constitutes what may be termed a central administration.
Upon some points these two kinds of centralization coalesce; but by classifying the objects which fall more particularly within the province of each of them, they may easily be distinguished.
It is evident that a central government acquires immense power when united to administrative centralization. Thus combined, it accustoms men to set their own will habitually and completely aside; to submit, not only for once or upon one point, but in every respect and at all times. Not only, therefore, does this union of power subdue them compulsorily, but it affects them in the ordinary habits of life, and influences each individual, first separately, and then collectively.
These two kinds of centralization mutually assist and attract each other; but they must not be supposed to be inseparable. It is impossible to imagine a more completely central government than that which existed in France under Louis XIV.; when the same individual was the author and the interpreter of the laws, and the representative of France at home and abroad, he was justified in asserting that the State was identified with his person. Nevertheless, the administration was much less centralized under Louis XIV. than it is at the present day.

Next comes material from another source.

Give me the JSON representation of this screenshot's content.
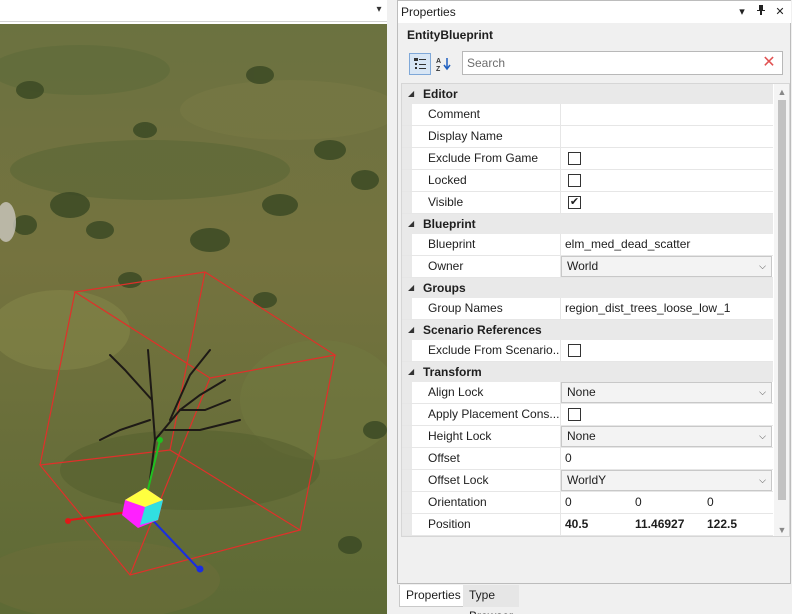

In England the centralization of the government is carried to great perfection: the State has the compact vigour of a man, and by the sole act of its